As the CEO of Spacelift, I am thrilled to share the exciting news about OpenTofu (formerly OpenTF) becoming a part of the Linux Foundation. Earlier today, Jim Zemlin and Sebastian Stadil made this announcement on the stage of the Open Source Summit in Bilbao. They also revealed that OpenTofu would be going through the process of joining the Cloud Native Computing Foundation.
So, what exactly is OpenTofu?
OpenTofu is a fork of the legacy MPL-licensed Terraform. Unlike new releases of Terraform, OpenTofu is, and will always be, truly open source, community-driven, and impartial. The OpenTofu repository is publicly available, allowing you to see everything OpenTofu contributors have been working on.
The OpenTofu initiative was launched with significant initial support, boasting over 18 full-time equivalents (FTEs) committed to the project from four companies. The manifesto has been endorsed by over 140 companies, involving 11 projects with the participation of over 700 individuals. Moreover, the manifesto has received more than 35,000 GitHub stars, and the fork itself has garnered over 6,000 stars in just one week.
Now, why should you care?
If you’re like many Terraform users, you’ve likely spent the last few weeks pondering the implications of the BSL announcement for you and your company. Can you continue using Terraform? Can you integrate it into your CI/CD pipeline? Should you consider alternatives like CloudFormation, Pulumi, or Crossplane? Do you need to develop custom tooling for Terraform? Will you be required to pay for Terraform? Is Terraform Cloud or Enterprise your only option now? Is HashiCorp going to put the squeeze on you? Unfortunately, the ever-changing FAQ provided no clarity.
With OpenTofu, you have a clear path to maintaining the status quo. You won’t need to fret about BSL and its complexities. OpenTofu is the evolution of legacy Terraform.
What does joining the Linux Foundation mean for OpenTofu?
The decision to join the Linux Foundation is significant because it provides OpenTofu with a stable and well-respected organizational home. This move ensures that the project remains independent and avoids the risk of being controlled or influenced by a single company, which is a concern that many in the open-source community share.
By joining the Linux Foundation, you can rest assured that the tool will remain truly open source and neutral, free from the influence of any single company. It will continue to be:
- Truly open source – under a well-known and widely-accepted license that companies can trust, one that won’t suddenly change in the future or be at the mercy of a single vendor’s business plans.
- Community-driven – with the community governing the project, regularly reviewing and accepting pull requests based on their merit.
- Impartial – ensuring that valuable features and fixes are accepted based on their value to the community, regardless of their impact on any particular vendor.

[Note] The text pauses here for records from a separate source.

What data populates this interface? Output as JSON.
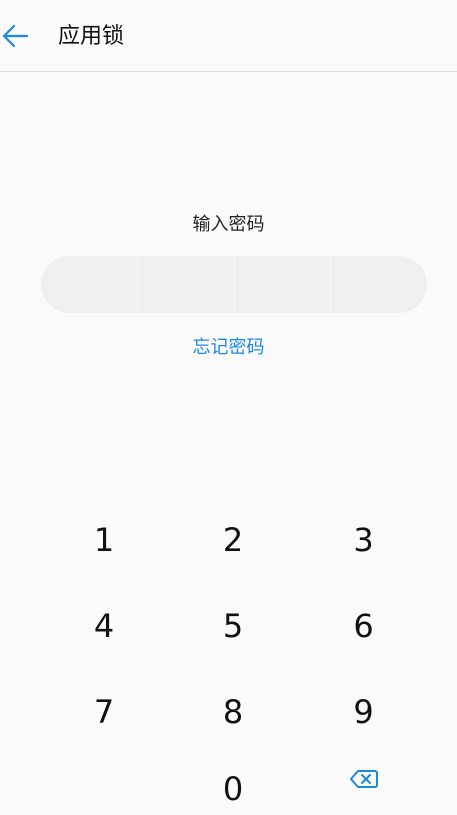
{
  "app_bar": {
    "back_icon": "arrow-left-icon",
    "title": "应用锁",
    "accent": "#1e88e5"
  },
  "pin": {
    "prompt": "输入密码",
    "length": 4,
    "entered": 0,
    "forgot_label": "忘记密码"
  },
  "keypad": {
    "k1": "1",
    "k2": "2",
    "k3": "3",
    "k4": "4",
    "k5": "5",
    "k6": "6",
    "k7": "7",
    "k8": "8",
    "k9": "9",
    "k0": "0",
    "backspace_icon": "backspace-icon"
  }
}
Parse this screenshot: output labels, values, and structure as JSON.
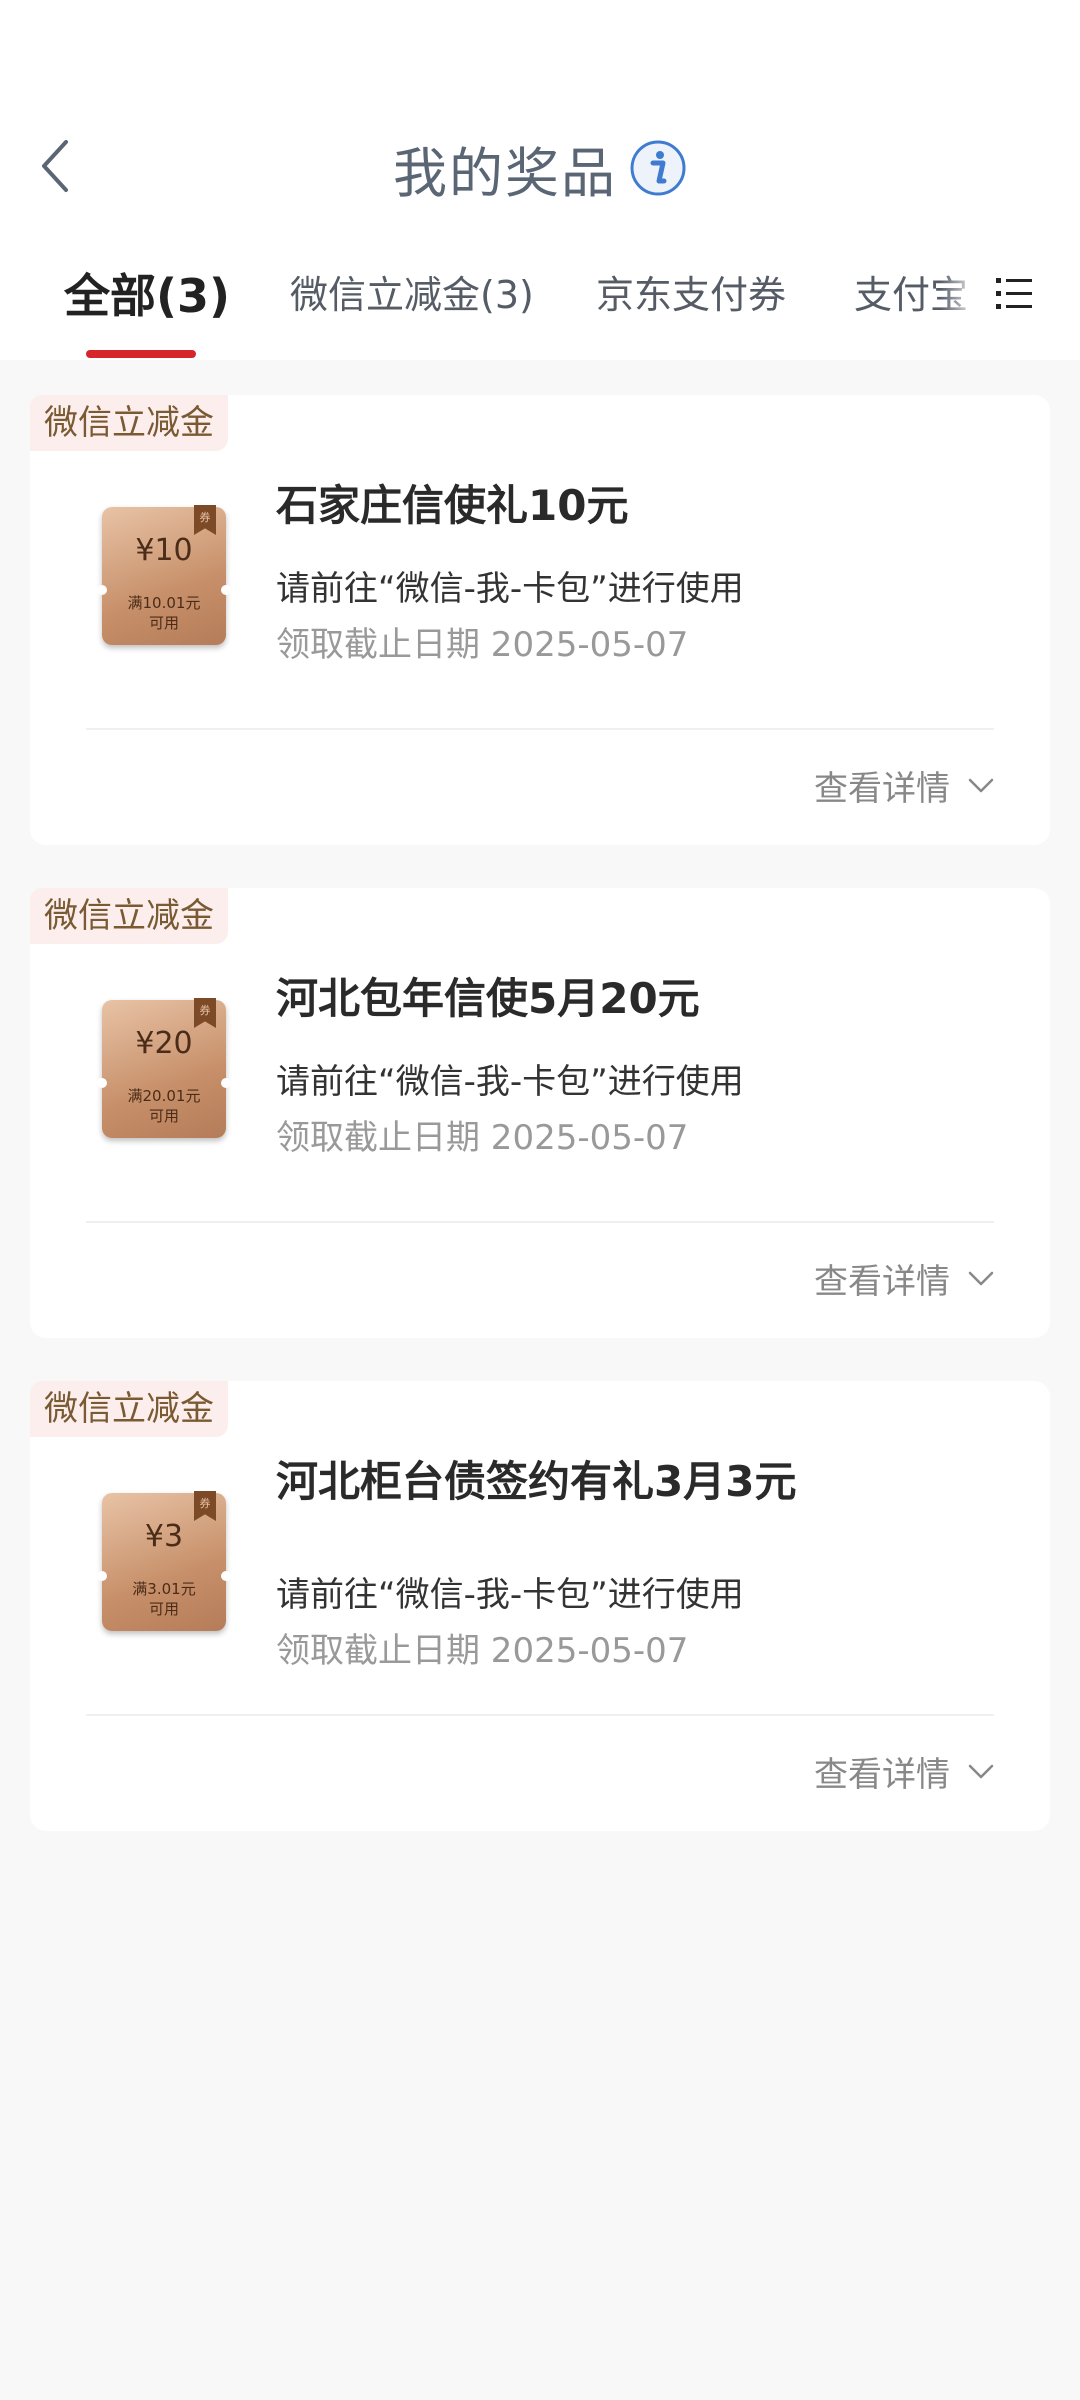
{
  "header": {
    "title": "我的奖品",
    "back_icon": "chevron-left-icon",
    "info_icon": "info-icon"
  },
  "tabs": [
    {
      "label": "全部(3)",
      "active": true
    },
    {
      "label": "微信立减金(3)",
      "active": false
    },
    {
      "label": "京东支付券",
      "active": false
    },
    {
      "label": "支付宝",
      "active": false
    }
  ],
  "tabs_menu_icon": "list-menu-icon",
  "colors": {
    "accent": "#d6252b",
    "tag_bg": "#fdeeee",
    "tag_text": "#7a5a32",
    "coupon": "#c7906a"
  },
  "prizes": [
    {
      "tag": "微信立减金",
      "coupon_amount": "¥10",
      "coupon_condition_line1": "满10.01元",
      "coupon_condition_line2": "可用",
      "coupon_badge": "券",
      "name": "石家庄信使礼10元",
      "hint": "请前往“微信-我-卡包”进行使用",
      "deadline": "领取截止日期 2025-05-07",
      "detail_label": "查看详情"
    },
    {
      "tag": "微信立减金",
      "coupon_amount": "¥20",
      "coupon_condition_line1": "满20.01元",
      "coupon_condition_line2": "可用",
      "coupon_badge": "券",
      "name": "河北包年信使5月20元",
      "hint": "请前往“微信-我-卡包”进行使用",
      "deadline": "领取截止日期 2025-05-07",
      "detail_label": "查看详情"
    },
    {
      "tag": "微信立减金",
      "coupon_amount": "¥3",
      "coupon_condition_line1": "满3.01元",
      "coupon_condition_line2": "可用",
      "coupon_badge": "券",
      "name": "河北柜台债签约有礼3月3元",
      "hint": "请前往“微信-我-卡包”进行使用",
      "deadline": "领取截止日期 2025-05-07",
      "detail_label": "查看详情"
    }
  ]
}
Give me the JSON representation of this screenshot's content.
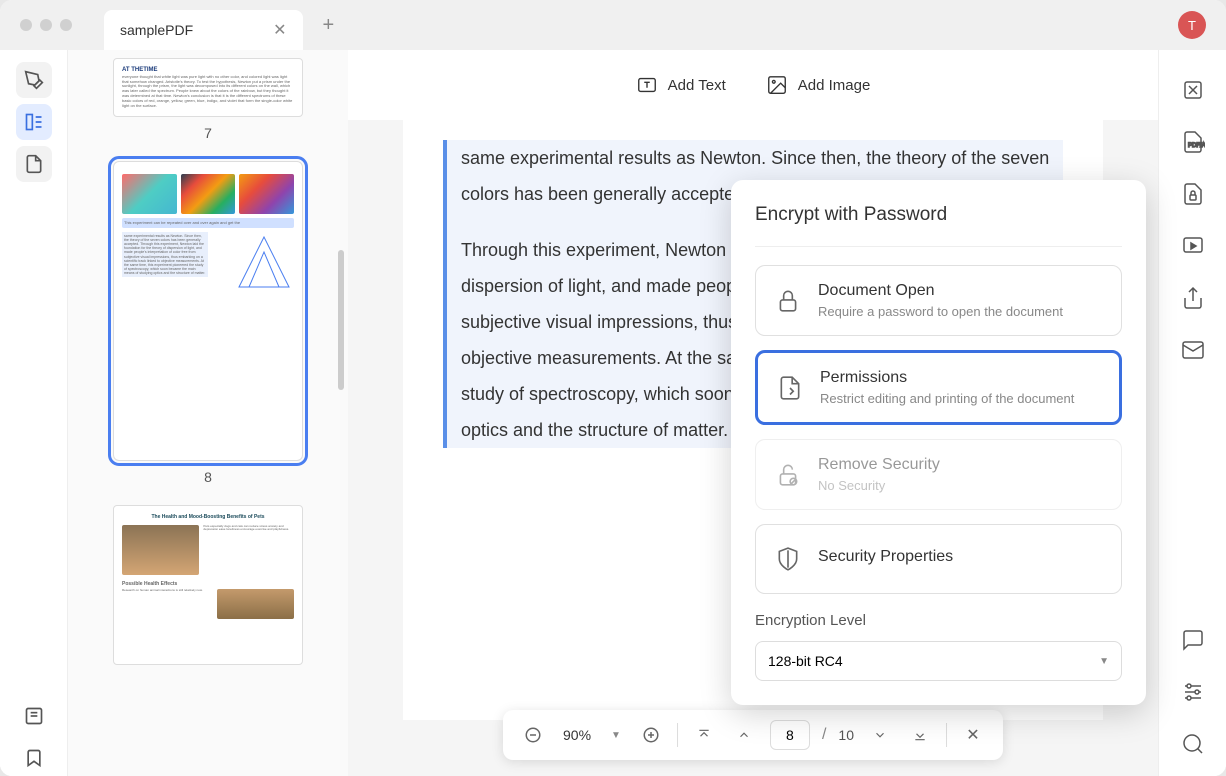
{
  "tab": {
    "title": "samplePDF",
    "avatar_letter": "T"
  },
  "toolbar": {
    "add_text": "Add Text",
    "add_image": "Add Image"
  },
  "thumbnails": {
    "p7": "7",
    "p8": "8"
  },
  "document": {
    "para1": "same experimental results as Newton. Since then, the theory of the seven colors has been generally accepted.",
    "para2": "Through this experiment, Newton laid the foundation for the theory of dispersion of light, and made people's interpretation of color free from subjective visual impressions, thus embarking on a scientific track linked to objective measurements. At the same time, this experiment pioneered the study of spectroscopy, which soon became the main means of studying optics and the structure of matter."
  },
  "controls": {
    "zoom": "90%",
    "current_page": "8",
    "total_pages": "10",
    "separator": "/"
  },
  "panel": {
    "title": "Encrypt with Password",
    "doc_open": {
      "title": "Document Open",
      "desc": "Require a password to open the document"
    },
    "permissions": {
      "title": "Permissions",
      "desc": "Restrict editing and printing of the document"
    },
    "remove": {
      "title": "Remove Security",
      "desc": "No Security"
    },
    "props": {
      "title": "Security Properties"
    },
    "enc_label": "Encryption Level",
    "enc_value": "128-bit RC4"
  },
  "thumb7": {
    "title": "AT THETIME",
    "body": "everyone thought that white light was pure light with no other color, and colored light was light that somehow changed. Aristotle's theory. To test the hypothesis, Newton put a prism under the sunlight, through the prism, the light was decomposed into its different colors on the wall, which was later called the spectrum. People knew about the colors of the rainbow, but they thought it was determined at that time. Newton's conclusion is that it is the different spectrums of these basic colors of red, orange, yellow, green, blue, indigo, and violet that form the single-color white light on the surface."
  },
  "thumb8": {
    "hl": "This experiment can be repeated over and over again and get the",
    "col": "same experimental results as Newton. Since then, the theory of the seven colors has been generally accepted. Through this experiment, Newton laid the foundation for the theory of dispersion of light, and made people's interpretation of color free from subjective visual impressions, thus embarking on a scientific track linked to objective measurements. At the same time, this experiment pioneered the study of spectroscopy, which soon became the main means of studying optics and the structure of matter."
  },
  "thumb9": {
    "title": "The Health and Mood-Boosting Benefits of Pets",
    "sub": "Possible Health Effects"
  }
}
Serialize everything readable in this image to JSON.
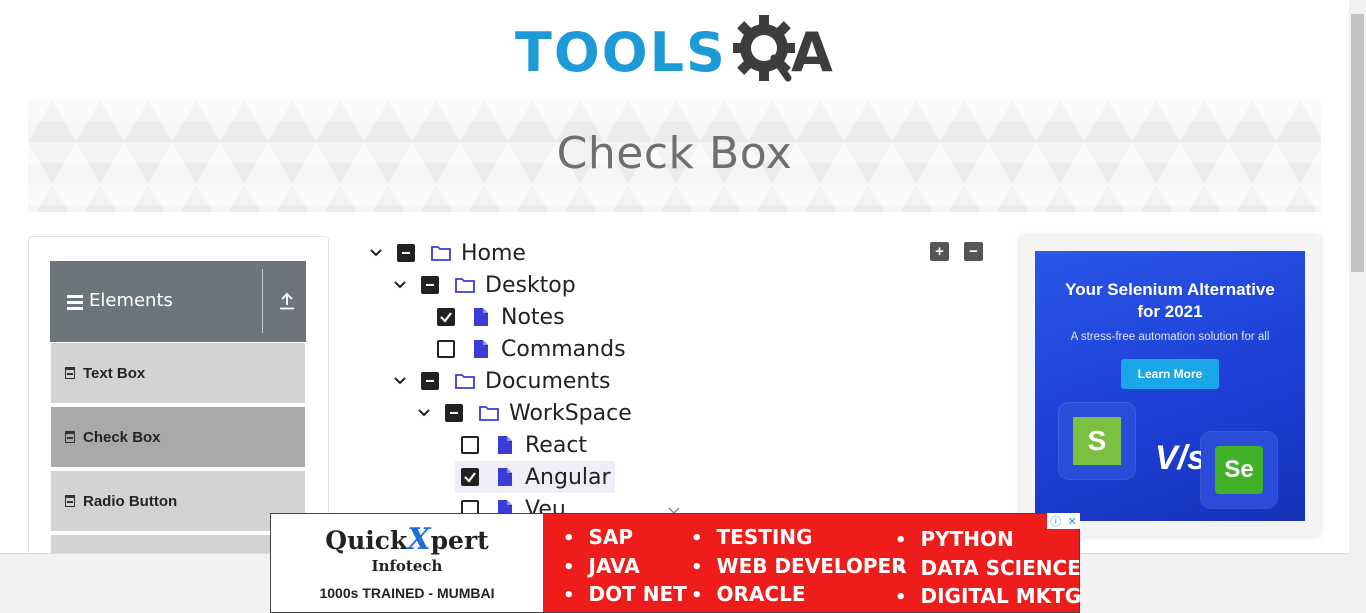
{
  "header": {
    "logo_text": "TOOLS",
    "logo_text_end": "A",
    "logo_icon": "gear-q-icon",
    "brand_colors": {
      "blue": "#1d9bd6",
      "dark": "#3d3d3d"
    }
  },
  "page": {
    "title": "Check Box"
  },
  "sidebar": {
    "group_title": "Elements",
    "group_icon": "hamburger-icon",
    "collapse_icon": "upload-arrow-icon",
    "items": [
      {
        "label": "Text Box",
        "active": false
      },
      {
        "label": "Check Box",
        "active": true
      },
      {
        "label": "Radio Button",
        "active": false
      }
    ]
  },
  "tree": {
    "expand_all_icon": "plus-square-icon",
    "collapse_all_icon": "minus-square-icon",
    "nodes": [
      {
        "label": "Home",
        "type": "folder",
        "state": "half",
        "expanded": true
      },
      {
        "label": "Desktop",
        "type": "folder",
        "state": "half",
        "expanded": true
      },
      {
        "label": "Notes",
        "type": "file",
        "state": "checked"
      },
      {
        "label": "Commands",
        "type": "file",
        "state": "unchecked"
      },
      {
        "label": "Documents",
        "type": "folder",
        "state": "half",
        "expanded": true
      },
      {
        "label": "WorkSpace",
        "type": "folder",
        "state": "half",
        "expanded": true
      },
      {
        "label": "React",
        "type": "file",
        "state": "unchecked"
      },
      {
        "label": "Angular",
        "type": "file",
        "state": "checked",
        "highlighted": true
      },
      {
        "label": "Veu",
        "type": "file",
        "state": "unchecked"
      }
    ]
  },
  "ad_right": {
    "headline_line1": "Your Selenium Alternative",
    "headline_line2": "for 2021",
    "subline": "A stress-free automation solution for all",
    "cta": "Learn More",
    "vs_text": "V/s",
    "left_tile_letter": "S",
    "right_tile_letter": "Se",
    "colors": {
      "bg": "#1d3fd6",
      "cta": "#19a7e8",
      "tile_green": "#7bc043"
    }
  },
  "ad_bottom": {
    "brand_quick": "Quick",
    "brand_x": "X",
    "brand_pert": "pert",
    "brand_infotech": "Infotech",
    "brand_tagline": "1000s TRAINED - MUMBAI",
    "col1": [
      "SAP",
      "JAVA",
      "DOT NET"
    ],
    "col2": [
      "TESTING",
      "WEB DEVELOPER",
      "ORACLE"
    ],
    "col3": [
      "PYTHON",
      "DATA SCIENCE",
      "DIGITAL MKTG."
    ],
    "bg_color": "#ef1c1c",
    "ad_info_icon": "info-icon",
    "ad_close_icon": "close-icon"
  }
}
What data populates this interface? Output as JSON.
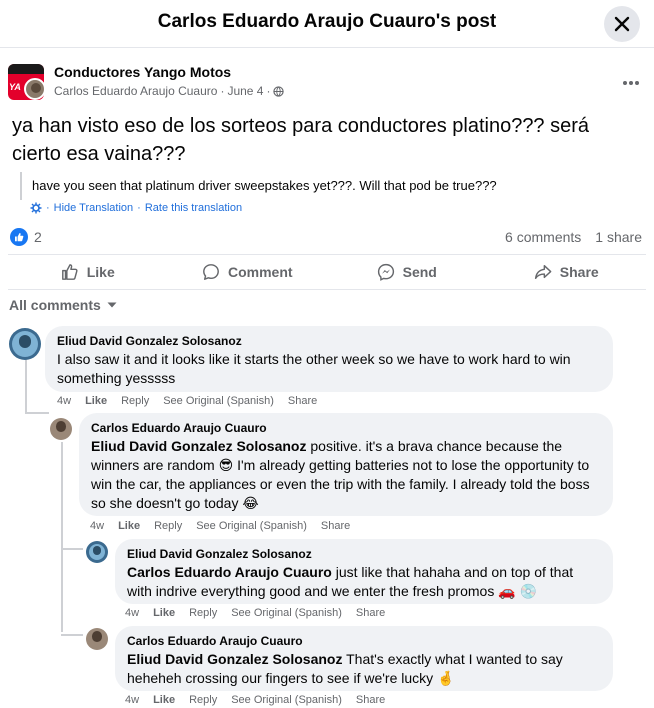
{
  "header": {
    "title": "Carlos Eduardo Araujo Cuauro's post"
  },
  "post": {
    "group_name": "Conductores Yango Motos",
    "author": "Carlos Eduardo Araujo Cuauro",
    "date": "June 4",
    "separator": "·",
    "text": "ya han visto eso de los sorteos para conductores platino??? será cierto esa vaina???",
    "translation": "have you seen that platinum driver sweepstakes yet???. Will that pod be true???",
    "hide_translation": "Hide Translation",
    "rate_translation": "Rate this translation",
    "reaction_count": "2",
    "comments_count": "6 comments",
    "shares_count": "1 share"
  },
  "actions": {
    "like": "Like",
    "comment": "Comment",
    "send": "Send",
    "share": "Share"
  },
  "comments_filter": "All comments",
  "comments": [
    {
      "author": "Eliud David Gonzalez Solosanoz",
      "mention": "",
      "text": "I also saw it and it looks like it starts the other week so we have to work hard to win something yesssss",
      "time": "4w",
      "like": "Like",
      "reply": "Reply",
      "see_original": "See Original (Spanish)",
      "share": "Share"
    },
    {
      "author": "Carlos Eduardo Araujo Cuauro",
      "mention": "Eliud David Gonzalez Solosanoz",
      "text": " positive. it's a brava chance because the winners are random 😎 I'm already getting batteries not to lose the opportunity to win the car, the appliances or even the trip with the family. I already told the boss so she doesn't go today 😂",
      "time": "4w",
      "like": "Like",
      "reply": "Reply",
      "see_original": "See Original (Spanish)",
      "share": "Share"
    },
    {
      "author": "Eliud David Gonzalez Solosanoz",
      "mention": "Carlos Eduardo Araujo Cuauro",
      "text": " just like that hahaha and on top of that with indrive everything good and we enter the fresh promos 🚗 💿",
      "time": "4w",
      "like": "Like",
      "reply": "Reply",
      "see_original": "See Original (Spanish)",
      "share": "Share"
    },
    {
      "author": "Carlos Eduardo Araujo Cuauro",
      "mention": "Eliud David Gonzalez Solosanoz",
      "text": " That's exactly what I wanted to say heheheh crossing our fingers to see if we're lucky 🤞",
      "time": "4w",
      "like": "Like",
      "reply": "Reply",
      "see_original": "See Original (Spanish)",
      "share": "Share"
    }
  ],
  "icons": {
    "close": "close-icon",
    "more": "more-icon",
    "globe": "globe-icon",
    "translate": "translate-icon",
    "like_reaction": "like-reaction-icon",
    "like": "thumbs-up-icon",
    "comment": "comment-icon",
    "send": "messenger-icon",
    "share": "share-arrow-icon",
    "dropdown": "chevron-down-icon"
  },
  "colors": {
    "accent": "#1877f2",
    "link": "#216fdb",
    "muted": "#65676b",
    "bubble": "#f0f2f5",
    "brand": "#e3002b"
  }
}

- Layered and modular – featuring a programmer-friendly project structure that encourages building on top of it, fostering a new vibrant ecosystem of tools and integrations.
- Backwards-compatible – ensuring that existing code can continue to deliver value for years to come.
As a part of the Linux Foundation, the project will be safeguarded against the risk of any single organization altering its licensing terms. It will always remain open.
Now, why is this important for you and your organization?
Legacy Terraform served as the foundation for countless infrastructure teams. If you used Terraform, you likely invested significant effort in making it work seamlessly for your company. With the license change, HashiCorp exercised their full control over Terraform effectively limiting the permitted usage. And it might not be over. They could alter the license terms further, mandate payment for Terraform use, and potentially back you into a corner. Using the BSL version of Terraform is likely to put your company at risk. While things might turn out fine, you’re left at the mercy of a single vendor with complete control over your infrastructure.
OpenTofu addresses real concerns and provides a clear and attractive alternative in the world of infrastructure as code. Its commitment to open-source principles, community-driven development, and neutrality under the Linux Foundation’s umbrella should all contribute to its rapid rise.
Finally, OpenTofu provides you with a dependable path to maintain the status quo. You can breathe easy, knowing that you won’t need to navigate the complexities of BSL. OpenTofu is the natural progression of legacy Terraform, backed by a strong and independent foundation.